• **INFORMATION SHOWN**:
□ □ □ □ □ □ □

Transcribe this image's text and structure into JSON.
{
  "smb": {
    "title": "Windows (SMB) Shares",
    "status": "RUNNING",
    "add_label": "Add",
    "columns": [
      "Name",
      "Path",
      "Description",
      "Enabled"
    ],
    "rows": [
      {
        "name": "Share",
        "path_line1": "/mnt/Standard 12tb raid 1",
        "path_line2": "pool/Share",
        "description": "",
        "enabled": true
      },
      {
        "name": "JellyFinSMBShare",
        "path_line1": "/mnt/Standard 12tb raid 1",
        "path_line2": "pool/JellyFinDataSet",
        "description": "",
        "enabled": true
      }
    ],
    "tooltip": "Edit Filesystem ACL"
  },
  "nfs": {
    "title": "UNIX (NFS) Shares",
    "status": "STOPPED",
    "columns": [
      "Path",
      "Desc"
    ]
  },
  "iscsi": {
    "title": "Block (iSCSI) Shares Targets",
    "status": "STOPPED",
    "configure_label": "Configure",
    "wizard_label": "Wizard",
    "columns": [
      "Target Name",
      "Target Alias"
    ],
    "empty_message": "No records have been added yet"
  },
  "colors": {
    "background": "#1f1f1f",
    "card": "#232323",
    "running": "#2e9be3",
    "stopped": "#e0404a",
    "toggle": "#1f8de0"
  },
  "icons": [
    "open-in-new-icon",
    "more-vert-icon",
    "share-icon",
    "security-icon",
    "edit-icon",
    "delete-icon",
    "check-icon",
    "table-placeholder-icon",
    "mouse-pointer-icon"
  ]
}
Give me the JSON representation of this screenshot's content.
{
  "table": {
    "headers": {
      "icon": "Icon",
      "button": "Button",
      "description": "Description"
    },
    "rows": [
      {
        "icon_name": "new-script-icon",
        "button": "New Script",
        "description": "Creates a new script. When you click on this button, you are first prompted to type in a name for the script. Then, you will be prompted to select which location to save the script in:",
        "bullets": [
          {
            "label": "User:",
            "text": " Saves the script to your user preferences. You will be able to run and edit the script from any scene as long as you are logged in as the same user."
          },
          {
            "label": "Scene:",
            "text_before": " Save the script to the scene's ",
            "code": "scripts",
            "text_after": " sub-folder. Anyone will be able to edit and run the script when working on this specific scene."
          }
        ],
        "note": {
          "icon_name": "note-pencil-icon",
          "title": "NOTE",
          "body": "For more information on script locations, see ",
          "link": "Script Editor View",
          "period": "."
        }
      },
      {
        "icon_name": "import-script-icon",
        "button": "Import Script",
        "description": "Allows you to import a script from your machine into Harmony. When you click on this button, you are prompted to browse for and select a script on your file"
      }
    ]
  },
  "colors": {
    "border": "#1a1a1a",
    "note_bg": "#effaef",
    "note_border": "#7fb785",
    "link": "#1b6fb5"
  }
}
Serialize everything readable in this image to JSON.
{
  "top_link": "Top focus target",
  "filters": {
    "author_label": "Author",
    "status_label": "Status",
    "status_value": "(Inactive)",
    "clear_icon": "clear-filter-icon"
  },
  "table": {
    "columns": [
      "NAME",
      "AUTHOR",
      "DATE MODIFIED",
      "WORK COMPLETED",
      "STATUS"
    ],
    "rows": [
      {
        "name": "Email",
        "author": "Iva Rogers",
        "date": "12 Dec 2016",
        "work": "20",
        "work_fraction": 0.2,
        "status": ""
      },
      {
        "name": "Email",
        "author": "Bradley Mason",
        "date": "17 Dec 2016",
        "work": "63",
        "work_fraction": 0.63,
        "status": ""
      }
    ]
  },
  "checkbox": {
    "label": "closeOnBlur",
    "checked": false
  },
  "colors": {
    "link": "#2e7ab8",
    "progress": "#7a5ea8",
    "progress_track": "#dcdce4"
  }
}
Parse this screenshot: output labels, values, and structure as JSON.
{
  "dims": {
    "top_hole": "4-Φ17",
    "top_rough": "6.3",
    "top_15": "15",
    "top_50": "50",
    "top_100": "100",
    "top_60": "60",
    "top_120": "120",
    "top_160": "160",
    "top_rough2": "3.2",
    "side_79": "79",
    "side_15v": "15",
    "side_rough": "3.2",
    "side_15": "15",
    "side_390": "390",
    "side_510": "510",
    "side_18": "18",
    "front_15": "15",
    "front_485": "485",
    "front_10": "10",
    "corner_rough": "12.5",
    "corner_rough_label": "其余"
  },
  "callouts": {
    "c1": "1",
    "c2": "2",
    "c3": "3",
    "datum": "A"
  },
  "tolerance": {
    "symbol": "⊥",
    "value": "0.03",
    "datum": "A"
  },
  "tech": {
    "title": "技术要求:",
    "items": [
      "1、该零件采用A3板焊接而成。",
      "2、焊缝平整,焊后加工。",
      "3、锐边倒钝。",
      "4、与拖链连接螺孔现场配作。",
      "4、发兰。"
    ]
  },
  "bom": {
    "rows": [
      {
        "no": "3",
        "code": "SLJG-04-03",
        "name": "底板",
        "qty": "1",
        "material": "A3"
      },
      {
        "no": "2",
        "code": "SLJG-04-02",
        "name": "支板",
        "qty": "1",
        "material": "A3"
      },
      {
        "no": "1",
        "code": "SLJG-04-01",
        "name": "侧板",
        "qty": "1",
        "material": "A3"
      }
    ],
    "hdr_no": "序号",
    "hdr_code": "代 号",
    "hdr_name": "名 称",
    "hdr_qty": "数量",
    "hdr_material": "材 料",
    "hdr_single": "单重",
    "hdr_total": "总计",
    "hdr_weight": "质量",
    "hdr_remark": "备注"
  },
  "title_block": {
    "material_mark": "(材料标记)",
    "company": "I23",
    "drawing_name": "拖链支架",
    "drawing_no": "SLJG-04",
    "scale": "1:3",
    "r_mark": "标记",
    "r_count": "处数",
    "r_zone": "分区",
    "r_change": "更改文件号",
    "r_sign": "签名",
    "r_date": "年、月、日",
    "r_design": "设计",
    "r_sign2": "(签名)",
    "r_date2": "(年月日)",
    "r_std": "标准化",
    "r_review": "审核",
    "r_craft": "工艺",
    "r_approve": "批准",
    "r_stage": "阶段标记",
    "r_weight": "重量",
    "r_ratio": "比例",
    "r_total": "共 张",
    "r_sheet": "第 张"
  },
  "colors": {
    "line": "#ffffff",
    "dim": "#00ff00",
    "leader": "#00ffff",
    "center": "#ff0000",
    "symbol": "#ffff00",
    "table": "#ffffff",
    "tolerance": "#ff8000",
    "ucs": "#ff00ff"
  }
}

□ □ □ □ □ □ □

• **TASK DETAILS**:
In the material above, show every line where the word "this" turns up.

• **WRITTEN SOLUTION**:
Transcribe this image's text and structure into JSON.
Give me the JSON representation of this screenshot's content.
        "description": "Creates a new script. When you click on this button, you are first prompted to type in a name for the script. Then, you will be prompted to select which location to save the script in:",
            "text_after": " sub-folder. Anyone will be able to edit and run the script when working on this specific scene."
        "description": "Allows you to import a script from your machine into Harmony. When you click on this button, you are prompted to browse for and select a script on your file"
Serialize everything readable in this image to JSON.
Parse this screenshot: output labels, values, and structure as JSON.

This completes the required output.